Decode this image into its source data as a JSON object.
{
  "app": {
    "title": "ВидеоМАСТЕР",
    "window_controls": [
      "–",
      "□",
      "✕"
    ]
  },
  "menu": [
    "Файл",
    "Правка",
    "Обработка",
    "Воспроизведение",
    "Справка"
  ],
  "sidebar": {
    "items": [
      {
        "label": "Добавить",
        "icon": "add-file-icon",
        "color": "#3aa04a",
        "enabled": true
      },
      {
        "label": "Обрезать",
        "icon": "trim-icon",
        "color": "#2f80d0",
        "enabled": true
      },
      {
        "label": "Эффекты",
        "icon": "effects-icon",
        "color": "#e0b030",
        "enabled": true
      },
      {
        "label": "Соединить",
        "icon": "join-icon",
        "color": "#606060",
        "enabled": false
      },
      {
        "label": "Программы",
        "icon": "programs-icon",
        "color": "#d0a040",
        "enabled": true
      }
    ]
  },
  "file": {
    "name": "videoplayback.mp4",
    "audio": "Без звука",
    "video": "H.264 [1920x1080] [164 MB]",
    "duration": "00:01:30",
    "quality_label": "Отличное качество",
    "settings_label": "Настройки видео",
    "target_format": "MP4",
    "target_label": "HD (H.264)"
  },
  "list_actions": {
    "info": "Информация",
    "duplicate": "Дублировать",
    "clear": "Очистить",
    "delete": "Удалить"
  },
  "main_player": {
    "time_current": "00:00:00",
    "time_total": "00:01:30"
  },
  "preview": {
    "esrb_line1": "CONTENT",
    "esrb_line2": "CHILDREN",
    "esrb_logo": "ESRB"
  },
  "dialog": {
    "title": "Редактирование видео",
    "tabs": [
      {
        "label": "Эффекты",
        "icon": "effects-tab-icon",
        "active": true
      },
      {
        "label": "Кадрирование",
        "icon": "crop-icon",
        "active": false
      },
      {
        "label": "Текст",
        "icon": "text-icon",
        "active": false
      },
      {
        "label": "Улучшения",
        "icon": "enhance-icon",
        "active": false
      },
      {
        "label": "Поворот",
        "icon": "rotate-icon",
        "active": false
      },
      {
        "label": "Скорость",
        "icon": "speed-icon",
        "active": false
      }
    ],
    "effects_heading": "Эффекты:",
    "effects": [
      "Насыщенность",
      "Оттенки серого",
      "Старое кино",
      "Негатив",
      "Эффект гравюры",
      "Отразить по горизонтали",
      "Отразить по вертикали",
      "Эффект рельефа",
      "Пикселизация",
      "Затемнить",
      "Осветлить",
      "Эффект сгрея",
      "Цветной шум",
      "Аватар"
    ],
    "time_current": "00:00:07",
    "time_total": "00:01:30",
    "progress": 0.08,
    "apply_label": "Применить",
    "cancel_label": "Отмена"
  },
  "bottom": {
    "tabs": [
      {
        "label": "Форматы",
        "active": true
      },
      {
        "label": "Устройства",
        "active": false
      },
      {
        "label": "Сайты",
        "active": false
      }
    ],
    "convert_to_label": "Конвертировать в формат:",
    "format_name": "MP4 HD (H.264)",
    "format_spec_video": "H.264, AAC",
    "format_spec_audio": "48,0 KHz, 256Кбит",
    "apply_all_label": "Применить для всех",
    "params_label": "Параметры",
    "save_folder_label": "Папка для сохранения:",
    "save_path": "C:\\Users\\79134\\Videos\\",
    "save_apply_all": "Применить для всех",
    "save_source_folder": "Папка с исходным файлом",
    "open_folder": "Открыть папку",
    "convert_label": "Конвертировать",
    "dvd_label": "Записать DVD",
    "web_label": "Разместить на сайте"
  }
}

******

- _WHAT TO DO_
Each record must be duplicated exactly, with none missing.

- _RESULT FOR THIS TASK_
Decode this image into its source data as a JSON object.
{
  "app": {
    "title": "ВидеоМАСТЕР",
    "window_controls": [
      "–",
      "□",
      "✕"
    ]
  },
  "menu": [
    "Файл",
    "Правка",
    "Обработка",
    "Воспроизведение",
    "Справка"
  ],
  "sidebar": {
    "items": [
      {
        "label": "Добавить",
        "icon": "add-file-icon",
        "color": "#3aa04a",
        "enabled": true
      },
      {
        "label": "Обрезать",
        "icon": "trim-icon",
        "color": "#2f80d0",
        "enabled": true
      },
      {
        "label": "Эффекты",
        "icon": "effects-icon",
        "color": "#e0b030",
        "enabled": true
      },
      {
        "label": "Соединить",
        "icon": "join-icon",
        "color": "#606060",
        "enabled": false
      },
      {
        "label": "Программы",
        "icon": "programs-icon",
        "color": "#d0a040",
        "enabled": true
      }
    ]
  },
  "file": {
    "name": "videoplayback.mp4",
    "audio": "Без звука",
    "video": "H.264 [1920x1080] [164 MB]",
    "duration": "00:01:30",
    "quality_label": "Отличное качество",
    "settings_label": "Настройки видео",
    "target_format": "MP4",
    "target_label": "HD (H.264)"
  },
  "list_actions": {
    "info": "Информация",
    "duplicate": "Дублировать",
    "clear": "Очистить",
    "delete": "Удалить"
  },
  "main_player": {
    "time_current": "00:00:00",
    "time_total": "00:01:30"
  },
  "preview": {
    "esrb_line1": "CONTENT",
    "esrb_line2": "CHILDREN",
    "esrb_logo": "ESRB"
  },
  "dialog": {
    "title": "Редактирование видео",
    "tabs": [
      {
        "label": "Эффекты",
        "icon": "effects-tab-icon",
        "active": true
      },
      {
        "label": "Кадрирование",
        "icon": "crop-icon",
        "active": false
      },
      {
        "label": "Текст",
        "icon": "text-icon",
        "active": false
      },
      {
        "label": "Улучшения",
        "icon": "enhance-icon",
        "active": false
      },
      {
        "label": "Поворот",
        "icon": "rotate-icon",
        "active": false
      },
      {
        "label": "Скорость",
        "icon": "speed-icon",
        "active": false
      }
    ],
    "effects_heading": "Эффекты:",
    "effects": [
      "Насыщенность",
      "Оттенки серого",
      "Старое кино",
      "Негатив",
      "Эффект гравюры",
      "Отразить по горизонтали",
      "Отразить по вертикали",
      "Эффект рельефа",
      "Пикселизация",
      "Затемнить",
      "Осветлить",
      "Эффект сгрея",
      "Цветной шум",
      "Аватар"
    ],
    "time_current": "00:00:07",
    "time_total": "00:01:30",
    "progress": 0.08,
    "apply_label": "Применить",
    "cancel_label": "Отмена"
  },
  "bottom": {
    "tabs": [
      {
        "label": "Форматы",
        "active": true
      },
      {
        "label": "Устройства",
        "active": false
      },
      {
        "label": "Сайты",
        "active": false
      }
    ],
    "convert_to_label": "Конвертировать в формат:",
    "format_name": "MP4 HD (H.264)",
    "format_spec_video": "H.264, AAC",
    "format_spec_audio": "48,0 KHz, 256Кбит",
    "apply_all_label": "Применить для всех",
    "params_label": "Параметры",
    "save_folder_label": "Папка для сохранения:",
    "save_path": "C:\\Users\\79134\\Videos\\",
    "save_apply_all": "Применить для всех",
    "save_source_folder": "Папка с исходным файлом",
    "open_folder": "Открыть папку",
    "convert_label": "Конвертировать",
    "dvd_label": "Записать DVD",
    "web_label": "Разместить на сайте"
  }
}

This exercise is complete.